Published: 15/01/2004, Volume II4, No. 5888 Page 32
Few of us would argue with government policy to secure quality in the NHS, and even fewer would challenge the vision of the National Patient Safety Agency (HSJ supplement, 13 November 2003).
However, for those private sector professionals contracted to provide NHS services, there may be some snags. For community pharmacies, these arise both from the commercial environment in which they operate and the workings of the Medicines Act 1968.
In general, an individual cannot be compelled to answer a question that may incriminate them. By extension, providing information to an official body concerning facts that, on the face of it, could be evidence of a criminal offence would be regarded by most as unwise.Yet this is precisely what is now being expected of community pharmacies.
Primary care trusts are accountable for performancemanaging NHS activity in the private sector, including the dispensing of prescriptions by community pharmacies.

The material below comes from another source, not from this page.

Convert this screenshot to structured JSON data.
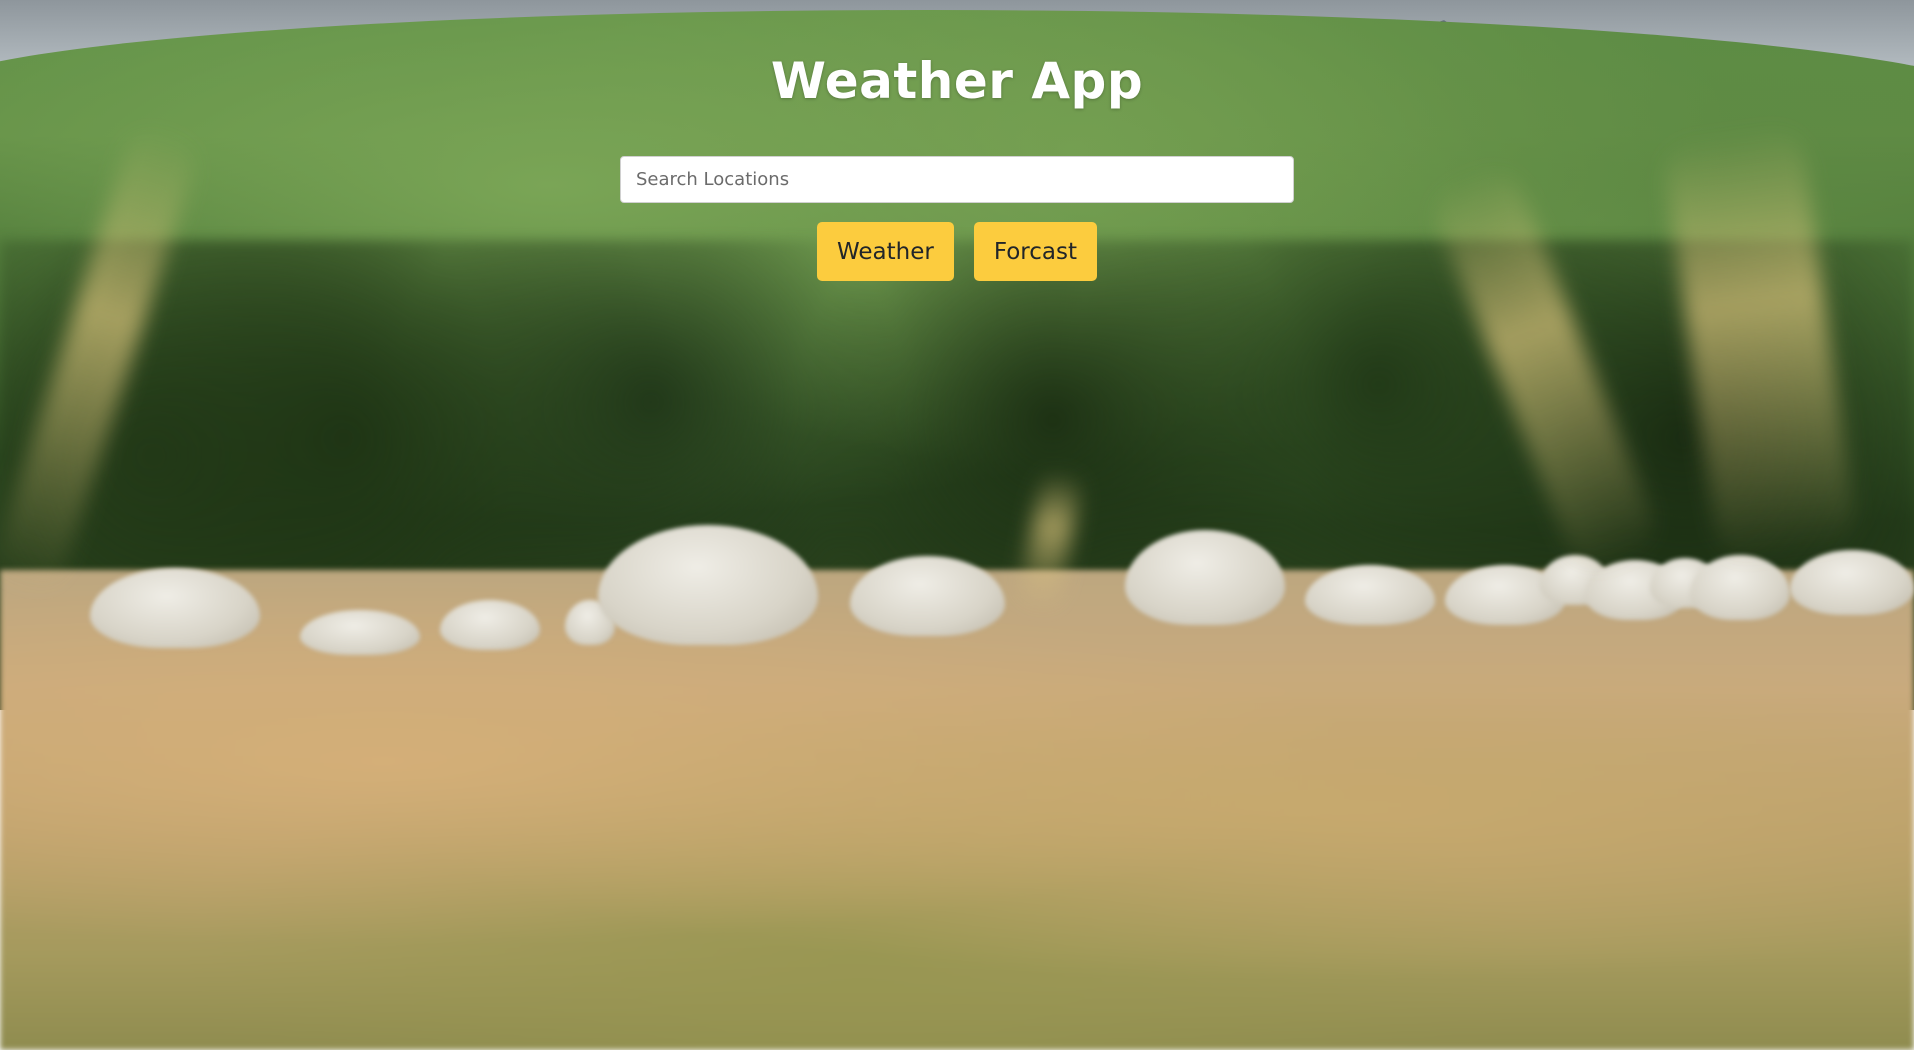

Disclosure of patient safety (ie error) information creates serious and very real risks to those who provide the data. The individual pharmacist is exposed to direct and personal risk of prosecution and professional discipline; the business is exposed to negative media attention with attendant damage to reputations and share values. The collation of patient safety data acquires the same sensitivity as air travel safety data for airlines because users of private sector providers of NHS services can vote with their feet.
The dispensing of prescriptions in community pharmacy is entirely under the control of the pharmacy contractor. A dispensing error is therefore peculiarly likely to be the sole 'fault' of the pharmacy contractor. Unlike most other errors in the health service, almost all dispensing errors constitute a criminal offence under section 64 of the Medicines Act. Every prescription must be dispensed exactly as written. In this way, every dispensing error could warrant investigation as a matter for prosecution.Moreover, the offence is absolute and involves strict liability: there is no defence available within the act unless it can be proved that the error simply did not happen. Though the Royal Pharmaceutical Society has now stated its intention to seek an amendment to the law, this is likely to take a considerable time to achieve.
The Department of Health has accepted the recommendations of Professor Sir Ian Kennedy's Bristol inquiry.He said that, provided NHS staff properly reported errors or failures, they should be immune from disciplinary action.
However, such immunity would not apply if a criminal offence were committed. This response appears to assume that all criminal offences require mens rea - a guilty mind - which is simply not the case for absolute offences.
The RPS employs inspectors who will, in the case of dispensing errors, consider whether the facts of the case would justify prosecution.Moreover, chief medical officer Professor Sir Liam Donaldson's report, Making Amends, suggests that 'legal privilege would be provided for reports and information identifying adverse events, except where information was not recorded in the medical record' (legal privilege confers protection from wider disclosure beyond the original recipient).
How will this be applied to pharmacy records, given that community pharmacy has little immediate prospect of being linked in to NHS integrated care records? The NPSA has made it clear that it only requires anonymous data on patient safety incidents and does not seek to identify patient, professional or organisation.
What about PCTs? How will they manage performance of their contractor pharmacies if information is anonymous? How will they foster a supportive and 'fair blame' culture?
The interpretation of error reports is rife with opportunities for misinterpretation and illconsidered conclusions.
Attempting to compare numbers - or numbers per pharmacy or numbers per prescriptions dispensed - may overlook fundamental questions of how errors are defined and what criteria are applied to their recording and/or reporting. It is entirely possible for high numbers of errors to be reported from a contractor who is trying hard to learn from mistakes, and a low number could reflect a practice where little effort at all is being made to audit.
Would every PCT be happy to indemnify pharmacy contractors for any commercial damage which may result from leakage of dispensing quality data or misinterpretation by the media?
Collection and analysis of error data is immensely valuable. Only by aggregation of consistently described data, collected over lengthy periods, is it possible to identify trends, types of errors, circumstances, associated individuals, staffing levels, and so on.
Many causes of errors arise within the system and are best addressed by those in control, be they a singlehanded owner/proprietor or a large company. There may be even more that could be learned from the amalgamation of data from all contractors in a given area, but some protection from the consequences of self-incrimination should be in place first.
The new NHS contract for pharmacy services, expected from April, is likely to include a requirement to provide information on failures and mistakes to the relevant primary care organisation.How will this information be used? Who will interpret it and have access to it?
Will every primary care organisation be ensuring that information provided for audit purposes is not also used to mount further investigations?
Will they be prepared to resist demands for discovery from the media or the public?
Resolution of, and guidance on, these points will be needed to avoid compromising the value of collated data from pharmacy contractors, and the opportunity to address important patient safety issues in the community.
Chief medical officer's report www. doh. gov. uk/makingamends
Joy Wingfield is professor of pharmacy law and ethics, Nottingham University school of pharmacy.